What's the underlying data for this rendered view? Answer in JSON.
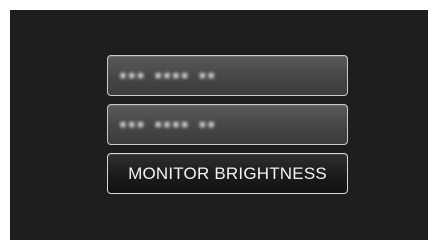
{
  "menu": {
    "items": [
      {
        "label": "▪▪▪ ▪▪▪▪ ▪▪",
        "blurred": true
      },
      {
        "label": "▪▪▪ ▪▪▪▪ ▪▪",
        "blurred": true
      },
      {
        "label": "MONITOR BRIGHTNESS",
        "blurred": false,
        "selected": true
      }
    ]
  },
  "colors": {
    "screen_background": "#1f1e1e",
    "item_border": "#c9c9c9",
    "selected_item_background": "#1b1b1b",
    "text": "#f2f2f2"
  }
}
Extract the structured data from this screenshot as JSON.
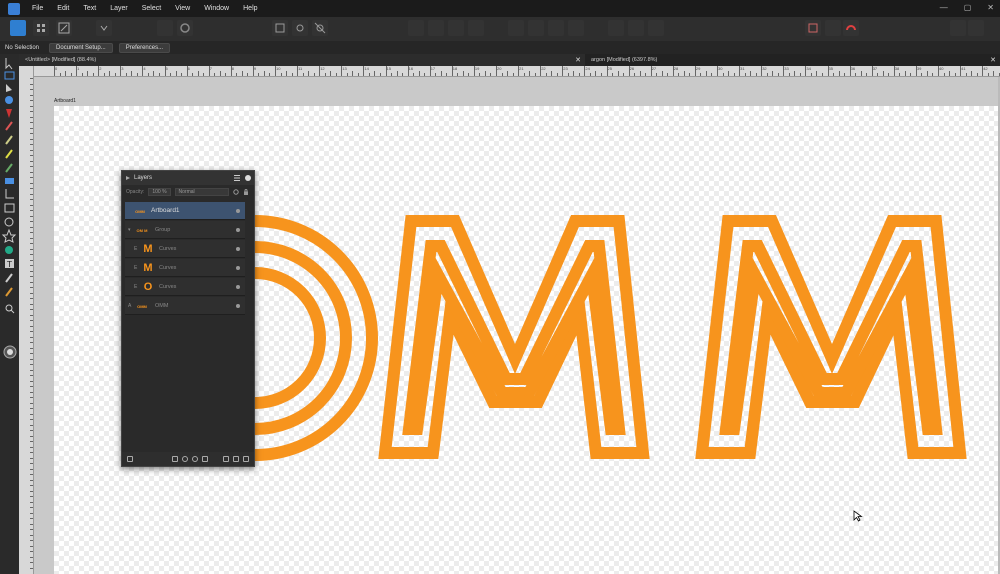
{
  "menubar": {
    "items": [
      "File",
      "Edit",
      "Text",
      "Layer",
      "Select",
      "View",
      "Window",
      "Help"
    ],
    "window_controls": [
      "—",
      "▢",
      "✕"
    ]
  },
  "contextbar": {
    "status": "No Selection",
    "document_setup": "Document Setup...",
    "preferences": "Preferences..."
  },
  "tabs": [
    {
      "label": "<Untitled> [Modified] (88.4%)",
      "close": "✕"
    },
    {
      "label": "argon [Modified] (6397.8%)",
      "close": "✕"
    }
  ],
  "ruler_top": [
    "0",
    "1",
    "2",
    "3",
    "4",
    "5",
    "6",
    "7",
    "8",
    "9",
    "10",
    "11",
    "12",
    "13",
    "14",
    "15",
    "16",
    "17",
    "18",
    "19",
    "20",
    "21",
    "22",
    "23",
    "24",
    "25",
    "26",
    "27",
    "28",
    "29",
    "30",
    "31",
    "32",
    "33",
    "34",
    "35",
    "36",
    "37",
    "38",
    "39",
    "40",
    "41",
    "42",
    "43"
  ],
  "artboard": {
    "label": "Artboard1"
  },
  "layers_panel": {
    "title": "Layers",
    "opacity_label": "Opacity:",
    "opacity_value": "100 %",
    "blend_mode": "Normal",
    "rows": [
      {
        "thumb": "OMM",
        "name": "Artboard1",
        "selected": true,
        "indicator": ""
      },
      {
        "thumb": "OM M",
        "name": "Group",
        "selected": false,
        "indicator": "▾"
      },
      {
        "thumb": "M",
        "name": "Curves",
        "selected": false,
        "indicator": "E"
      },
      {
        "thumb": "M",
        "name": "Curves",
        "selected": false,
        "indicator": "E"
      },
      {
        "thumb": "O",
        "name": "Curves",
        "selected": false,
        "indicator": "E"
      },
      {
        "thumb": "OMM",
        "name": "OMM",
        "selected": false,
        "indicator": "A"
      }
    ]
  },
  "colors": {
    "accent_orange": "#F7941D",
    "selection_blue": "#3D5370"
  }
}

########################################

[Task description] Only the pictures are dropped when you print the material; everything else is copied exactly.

[Result for this task]
What's the underlying data for this rendered view? Answer in JSON.
{
  "menu": {
    "items": [
      {
        "label": "▪▪▪ ▪▪▪▪ ▪▪",
        "blurred": true
      },
      {
        "label": "▪▪▪ ▪▪▪▪ ▪▪",
        "blurred": true
      },
      {
        "label": "MONITOR BRIGHTNESS",
        "blurred": false,
        "selected": true
      }
    ]
  },
  "colors": {
    "screen_background": "#1f1e1e",
    "item_border": "#c9c9c9",
    "selected_item_background": "#1b1b1b",
    "text": "#f2f2f2"
  }
}
Extract the structured data from this screenshot as JSON.
{
  "menubar": {
    "items": [
      "File",
      "Edit",
      "Text",
      "Layer",
      "Select",
      "View",
      "Window",
      "Help"
    ],
    "window_controls": [
      "—",
      "▢",
      "✕"
    ]
  },
  "contextbar": {
    "status": "No Selection",
    "document_setup": "Document Setup...",
    "preferences": "Preferences..."
  },
  "tabs": [
    {
      "label": "<Untitled> [Modified] (88.4%)",
      "close": "✕"
    },
    {
      "label": "argon [Modified] (6397.8%)",
      "close": "✕"
    }
  ],
  "ruler_top": [
    "0",
    "1",
    "2",
    "3",
    "4",
    "5",
    "6",
    "7",
    "8",
    "9",
    "10",
    "11",
    "12",
    "13",
    "14",
    "15",
    "16",
    "17",
    "18",
    "19",
    "20",
    "21",
    "22",
    "23",
    "24",
    "25",
    "26",
    "27",
    "28",
    "29",
    "30",
    "31",
    "32",
    "33",
    "34",
    "35",
    "36",
    "37",
    "38",
    "39",
    "40",
    "41",
    "42",
    "43"
  ],
  "artboard": {
    "label": "Artboard1"
  },
  "layers_panel": {
    "title": "Layers",
    "opacity_label": "Opacity:",
    "opacity_value": "100 %",
    "blend_mode": "Normal",
    "rows": [
      {
        "thumb": "OMM",
        "name": "Artboard1",
        "selected": true,
        "indicator": ""
      },
      {
        "thumb": "OM M",
        "name": "Group",
        "selected": false,
        "indicator": "▾"
      },
      {
        "thumb": "M",
        "name": "Curves",
        "selected": false,
        "indicator": "E"
      },
      {
        "thumb": "M",
        "name": "Curves",
        "selected": false,
        "indicator": "E"
      },
      {
        "thumb": "O",
        "name": "Curves",
        "selected": false,
        "indicator": "E"
      },
      {
        "thumb": "OMM",
        "name": "OMM",
        "selected": false,
        "indicator": "A"
      }
    ]
  },
  "colors": {
    "accent_orange": "#F7941D",
    "selection_blue": "#3D5370"
  }
}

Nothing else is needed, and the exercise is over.